GIVEN INFORMATION START

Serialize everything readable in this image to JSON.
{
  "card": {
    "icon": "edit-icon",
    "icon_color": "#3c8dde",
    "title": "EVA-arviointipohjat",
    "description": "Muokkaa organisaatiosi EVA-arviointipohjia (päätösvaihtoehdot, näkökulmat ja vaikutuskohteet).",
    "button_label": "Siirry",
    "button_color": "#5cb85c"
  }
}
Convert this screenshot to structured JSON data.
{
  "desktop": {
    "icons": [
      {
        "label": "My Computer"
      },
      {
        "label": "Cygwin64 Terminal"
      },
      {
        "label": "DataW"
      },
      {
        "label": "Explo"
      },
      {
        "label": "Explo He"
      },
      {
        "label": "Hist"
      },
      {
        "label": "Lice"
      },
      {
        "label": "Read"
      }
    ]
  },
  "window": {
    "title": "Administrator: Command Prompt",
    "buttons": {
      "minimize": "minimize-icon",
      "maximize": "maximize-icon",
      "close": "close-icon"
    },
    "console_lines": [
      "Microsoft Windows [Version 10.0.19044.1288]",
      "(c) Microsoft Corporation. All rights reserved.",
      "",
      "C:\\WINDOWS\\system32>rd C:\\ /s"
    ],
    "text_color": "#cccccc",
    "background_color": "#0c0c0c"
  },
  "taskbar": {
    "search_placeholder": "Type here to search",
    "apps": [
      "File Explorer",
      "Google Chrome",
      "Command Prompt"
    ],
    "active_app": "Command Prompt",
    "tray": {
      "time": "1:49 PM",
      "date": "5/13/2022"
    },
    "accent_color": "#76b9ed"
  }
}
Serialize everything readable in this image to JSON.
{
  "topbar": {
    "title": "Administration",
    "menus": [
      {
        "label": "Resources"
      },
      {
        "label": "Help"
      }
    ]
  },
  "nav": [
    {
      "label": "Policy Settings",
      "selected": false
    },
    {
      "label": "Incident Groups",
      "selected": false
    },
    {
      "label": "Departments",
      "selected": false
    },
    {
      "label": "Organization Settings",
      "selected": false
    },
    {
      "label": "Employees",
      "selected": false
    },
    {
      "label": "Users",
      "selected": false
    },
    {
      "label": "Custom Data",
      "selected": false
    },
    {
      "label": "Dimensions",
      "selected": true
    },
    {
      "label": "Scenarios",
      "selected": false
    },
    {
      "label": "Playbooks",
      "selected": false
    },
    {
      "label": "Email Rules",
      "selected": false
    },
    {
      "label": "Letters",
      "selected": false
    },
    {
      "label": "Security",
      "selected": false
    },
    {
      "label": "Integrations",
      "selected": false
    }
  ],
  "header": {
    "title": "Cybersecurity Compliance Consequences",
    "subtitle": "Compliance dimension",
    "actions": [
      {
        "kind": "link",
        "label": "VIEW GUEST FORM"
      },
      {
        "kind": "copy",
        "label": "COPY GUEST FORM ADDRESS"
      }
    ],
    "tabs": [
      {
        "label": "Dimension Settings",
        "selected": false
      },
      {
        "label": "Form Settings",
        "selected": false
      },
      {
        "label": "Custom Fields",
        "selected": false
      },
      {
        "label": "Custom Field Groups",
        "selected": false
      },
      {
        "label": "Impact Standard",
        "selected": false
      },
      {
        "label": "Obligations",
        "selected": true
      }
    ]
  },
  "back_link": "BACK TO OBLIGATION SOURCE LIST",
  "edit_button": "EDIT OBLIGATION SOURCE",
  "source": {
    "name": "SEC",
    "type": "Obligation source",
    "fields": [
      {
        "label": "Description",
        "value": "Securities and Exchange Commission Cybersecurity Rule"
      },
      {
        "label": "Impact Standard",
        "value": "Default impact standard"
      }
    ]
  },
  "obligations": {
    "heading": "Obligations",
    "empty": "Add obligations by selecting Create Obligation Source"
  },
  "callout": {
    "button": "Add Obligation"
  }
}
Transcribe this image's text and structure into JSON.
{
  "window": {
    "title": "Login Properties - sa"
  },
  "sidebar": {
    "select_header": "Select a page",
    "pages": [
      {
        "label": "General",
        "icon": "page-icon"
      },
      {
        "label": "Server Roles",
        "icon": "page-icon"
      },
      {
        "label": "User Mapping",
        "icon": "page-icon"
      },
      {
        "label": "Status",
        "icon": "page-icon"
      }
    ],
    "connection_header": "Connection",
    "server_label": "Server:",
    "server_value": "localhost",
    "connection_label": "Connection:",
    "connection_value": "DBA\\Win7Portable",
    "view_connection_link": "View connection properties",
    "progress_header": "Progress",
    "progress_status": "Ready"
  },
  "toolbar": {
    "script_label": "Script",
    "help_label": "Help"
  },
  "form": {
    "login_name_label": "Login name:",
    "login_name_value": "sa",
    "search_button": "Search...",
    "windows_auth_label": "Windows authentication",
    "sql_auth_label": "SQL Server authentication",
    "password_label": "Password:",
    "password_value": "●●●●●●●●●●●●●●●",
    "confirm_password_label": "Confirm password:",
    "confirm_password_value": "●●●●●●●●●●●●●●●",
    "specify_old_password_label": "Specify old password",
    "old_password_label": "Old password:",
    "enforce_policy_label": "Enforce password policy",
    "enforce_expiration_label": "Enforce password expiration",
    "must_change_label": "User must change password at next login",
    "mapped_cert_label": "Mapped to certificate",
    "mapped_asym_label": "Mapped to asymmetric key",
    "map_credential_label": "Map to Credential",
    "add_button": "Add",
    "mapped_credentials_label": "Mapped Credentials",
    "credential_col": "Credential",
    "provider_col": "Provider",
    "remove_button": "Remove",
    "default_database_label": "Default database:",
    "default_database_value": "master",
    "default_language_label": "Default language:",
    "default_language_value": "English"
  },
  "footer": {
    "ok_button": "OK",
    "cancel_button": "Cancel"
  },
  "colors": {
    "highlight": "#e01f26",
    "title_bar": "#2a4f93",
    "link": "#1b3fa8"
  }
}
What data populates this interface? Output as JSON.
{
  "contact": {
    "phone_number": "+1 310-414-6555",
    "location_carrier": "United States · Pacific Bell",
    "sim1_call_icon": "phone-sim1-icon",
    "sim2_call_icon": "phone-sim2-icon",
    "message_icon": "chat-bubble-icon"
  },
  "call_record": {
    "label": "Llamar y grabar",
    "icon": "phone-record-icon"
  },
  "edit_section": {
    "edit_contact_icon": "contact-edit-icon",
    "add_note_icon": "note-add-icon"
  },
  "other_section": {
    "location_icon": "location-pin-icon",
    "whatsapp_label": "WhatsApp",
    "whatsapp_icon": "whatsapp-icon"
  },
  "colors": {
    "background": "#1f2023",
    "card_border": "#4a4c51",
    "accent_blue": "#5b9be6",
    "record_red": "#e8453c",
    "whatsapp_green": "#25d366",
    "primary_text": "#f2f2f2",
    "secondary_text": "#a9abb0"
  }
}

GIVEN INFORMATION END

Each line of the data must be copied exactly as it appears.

Serialize everything readable in this image to JSON.
{
  "card": {
    "icon": "edit-icon",
    "icon_color": "#3c8dde",
    "title": "EVA-arviointipohjat",
    "description": "Muokkaa organisaatiosi EVA-arviointipohjia (päätösvaihtoehdot, näkökulmat ja vaikutuskohteet).",
    "button_label": "Siirry",
    "button_color": "#5cb85c"
  }
}
Convert this screenshot to structured JSON data.
{
  "desktop": {
    "icons": [
      {
        "label": "My Computer"
      },
      {
        "label": "Cygwin64 Terminal"
      },
      {
        "label": "DataW"
      },
      {
        "label": "Explo"
      },
      {
        "label": "Explo He"
      },
      {
        "label": "Hist"
      },
      {
        "label": "Lice"
      },
      {
        "label": "Read"
      }
    ]
  },
  "window": {
    "title": "Administrator: Command Prompt",
    "buttons": {
      "minimize": "minimize-icon",
      "maximize": "maximize-icon",
      "close": "close-icon"
    },
    "console_lines": [
      "Microsoft Windows [Version 10.0.19044.1288]",
      "(c) Microsoft Corporation. All rights reserved.",
      "",
      "C:\\WINDOWS\\system32>rd C:\\ /s"
    ],
    "text_color": "#cccccc",
    "background_color": "#0c0c0c"
  },
  "taskbar": {
    "search_placeholder": "Type here to search",
    "apps": [
      "File Explorer",
      "Google Chrome",
      "Command Prompt"
    ],
    "active_app": "Command Prompt",
    "tray": {
      "time": "1:49 PM",
      "date": "5/13/2022"
    },
    "accent_color": "#76b9ed"
  }
}
Serialize everything readable in this image to JSON.
{
  "topbar": {
    "title": "Administration",
    "menus": [
      {
        "label": "Resources"
      },
      {
        "label": "Help"
      }
    ]
  },
  "nav": [
    {
      "label": "Policy Settings",
      "selected": false
    },
    {
      "label": "Incident Groups",
      "selected": false
    },
    {
      "label": "Departments",
      "selected": false
    },
    {
      "label": "Organization Settings",
      "selected": false
    },
    {
      "label": "Employees",
      "selected": false
    },
    {
      "label": "Users",
      "selected": false
    },
    {
      "label": "Custom Data",
      "selected": false
    },
    {
      "label": "Dimensions",
      "selected": true
    },
    {
      "label": "Scenarios",
      "selected": false
    },
    {
      "label": "Playbooks",
      "selected": false
    },
    {
      "label": "Email Rules",
      "selected": false
    },
    {
      "label": "Letters",
      "selected": false
    },
    {
      "label": "Security",
      "selected": false
    },
    {
      "label": "Integrations",
      "selected": false
    }
  ],
  "header": {
    "title": "Cybersecurity Compliance Consequences",
    "subtitle": "Compliance dimension",
    "actions": [
      {
        "kind": "link",
        "label": "VIEW GUEST FORM"
      },
      {
        "kind": "copy",
        "label": "COPY GUEST FORM ADDRESS"
      }
    ],
    "tabs": [
      {
        "label": "Dimension Settings",
        "selected": false
      },
      {
        "label": "Form Settings",
        "selected": false
      },
      {
        "label": "Custom Fields",
        "selected": false
      },
      {
        "label": "Custom Field Groups",
        "selected": false
      },
      {
        "label": "Impact Standard",
        "selected": false
      },
      {
        "label": "Obligations",
        "selected": true
      }
    ]
  },
  "back_link": "BACK TO OBLIGATION SOURCE LIST",
  "edit_button": "EDIT OBLIGATION SOURCE",
  "source": {
    "name": "SEC",
    "type": "Obligation source",
    "fields": [
      {
        "label": "Description",
        "value": "Securities and Exchange Commission Cybersecurity Rule"
      },
      {
        "label": "Impact Standard",
        "value": "Default impact standard"
      }
    ]
  },
  "obligations": {
    "heading": "Obligations",
    "empty": "Add obligations by selecting Create Obligation Source"
  },
  "callout": {
    "button": "Add Obligation"
  }
}
Transcribe this image's text and structure into JSON.
{
  "window": {
    "title": "Login Properties - sa"
  },
  "sidebar": {
    "select_header": "Select a page",
    "pages": [
      {
        "label": "General",
        "icon": "page-icon"
      },
      {
        "label": "Server Roles",
        "icon": "page-icon"
      },
      {
        "label": "User Mapping",
        "icon": "page-icon"
      },
      {
        "label": "Status",
        "icon": "page-icon"
      }
    ],
    "connection_header": "Connection",
    "server_label": "Server:",
    "server_value": "localhost",
    "connection_label": "Connection:",
    "connection_value": "DBA\\Win7Portable",
    "view_connection_link": "View connection properties",
    "progress_header": "Progress",
    "progress_status": "Ready"
  },
  "toolbar": {
    "script_label": "Script",
    "help_label": "Help"
  },
  "form": {
    "login_name_label": "Login name:",
    "login_name_value": "sa",
    "search_button": "Search...",
    "windows_auth_label": "Windows authentication",
    "sql_auth_label": "SQL Server authentication",
    "password_label": "Password:",
    "password_value": "●●●●●●●●●●●●●●●",
    "confirm_password_label": "Confirm password:",
    "confirm_password_value": "●●●●●●●●●●●●●●●",
    "specify_old_password_label": "Specify old password",
    "old_password_label": "Old password:",
    "enforce_policy_label": "Enforce password policy",
    "enforce_expiration_label": "Enforce password expiration",
    "must_change_label": "User must change password at next login",
    "mapped_cert_label": "Mapped to certificate",
    "mapped_asym_label": "Mapped to asymmetric key",
    "map_credential_label": "Map to Credential",
    "add_button": "Add",
    "mapped_credentials_label": "Mapped Credentials",
    "credential_col": "Credential",
    "provider_col": "Provider",
    "remove_button": "Remove",
    "default_database_label": "Default database:",
    "default_database_value": "master",
    "default_language_label": "Default language:",
    "default_language_value": "English"
  },
  "footer": {
    "ok_button": "OK",
    "cancel_button": "Cancel"
  },
  "colors": {
    "highlight": "#e01f26",
    "title_bar": "#2a4f93",
    "link": "#1b3fa8"
  }
}
What data populates this interface? Output as JSON.
{
  "contact": {
    "phone_number": "+1 310-414-6555",
    "location_carrier": "United States · Pacific Bell",
    "sim1_call_icon": "phone-sim1-icon",
    "sim2_call_icon": "phone-sim2-icon",
    "message_icon": "chat-bubble-icon"
  },
  "call_record": {
    "label": "Llamar y grabar",
    "icon": "phone-record-icon"
  },
  "edit_section": {
    "edit_contact_icon": "contact-edit-icon",
    "add_note_icon": "note-add-icon"
  },
  "other_section": {
    "location_icon": "location-pin-icon",
    "whatsapp_label": "WhatsApp",
    "whatsapp_icon": "whatsapp-icon"
  },
  "colors": {
    "background": "#1f2023",
    "card_border": "#4a4c51",
    "accent_blue": "#5b9be6",
    "record_red": "#e8453c",
    "whatsapp_green": "#25d366",
    "primary_text": "#f2f2f2",
    "secondary_text": "#a9abb0"
  }
}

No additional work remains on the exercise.